A fire bombing helicopter works to contain a bushfire along Old Bar road in Old Bar, New South Wales, Australia, Nov. 9, 2019. (AAP Image/Shane Chalker/via Reuters)

Water-bombing aircraft have doused them from above, while hundreds of firefighters, many of them volunteers, have gone into battle on the ground.

The full impact on life and property could take days to emerge.  

Bridges, schools and power lines, as well as many homes, have been destroyed.

Others are counting their luck.

“I have come back and my house, its still there.  It is rammed earth and it is still there.  I can’t believe it.  My sheds are all gone and my house is still there,” said a woman.

“I am still gathering thoughts, trying to remember that what it was that I actually did see, whether or not I could believe what I saw,” said a man.

Prime Minister Scott Morrison says the nation won’t forget those affected by the fires.

Australian Prime Minister Scott Morrison (L) speaks to residents at an evacuation center in Taree, 350km north of Sydney on Nov. 10, 2019.

“Those who have been so directly and horribly impacted by these fires, those who have lost loved ones and those who will learn they have lost loved ones in the not-too-distant future, those who have lost homes, those who are sitting in the smoldered ruins of properties that once stood, they are the ones that Australians will be thinking of today,” he said.

Hot and windy weather, combined with a long drought, have made parts of eastern Australia a tinderbox.

Cooler conditions Sunday helped firefighters, but the danger in eastern Australia is far from over.  Authorities say they are likely to issue extreme fire warnings for a vast section of the New South Wales coast on Tuesday, as well as for inland regions.  
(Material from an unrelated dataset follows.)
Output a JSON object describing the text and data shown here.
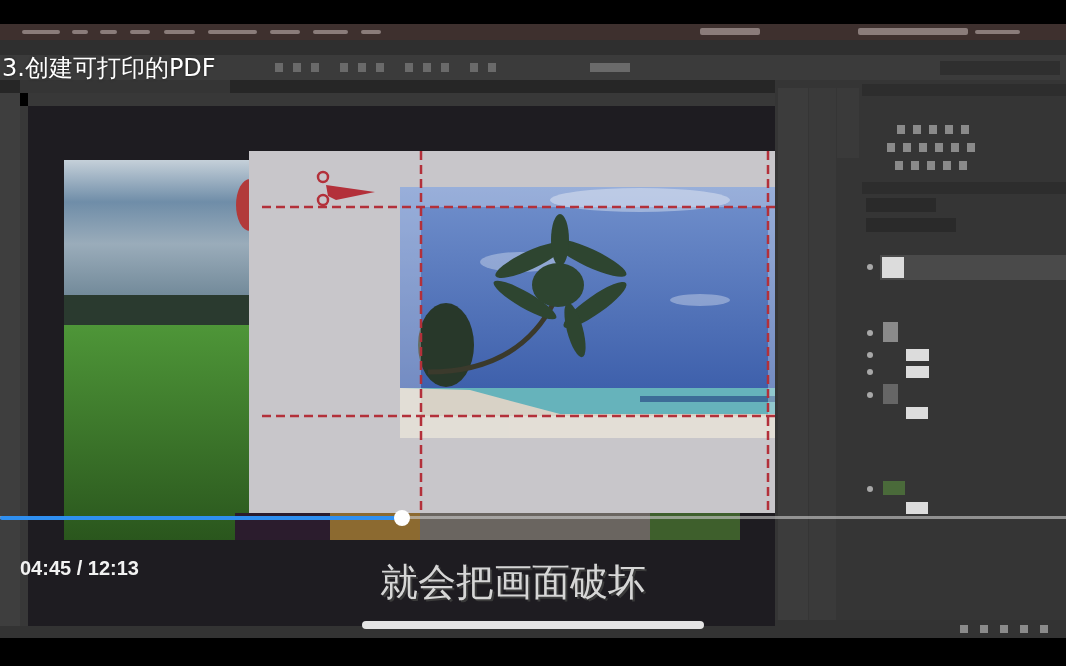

Areas around Sydney are considered to be particularly at risk.  Queensland is also bracing for more hazardous conditions.  Residents have been warned that if they are threatened by fire, they may not get help.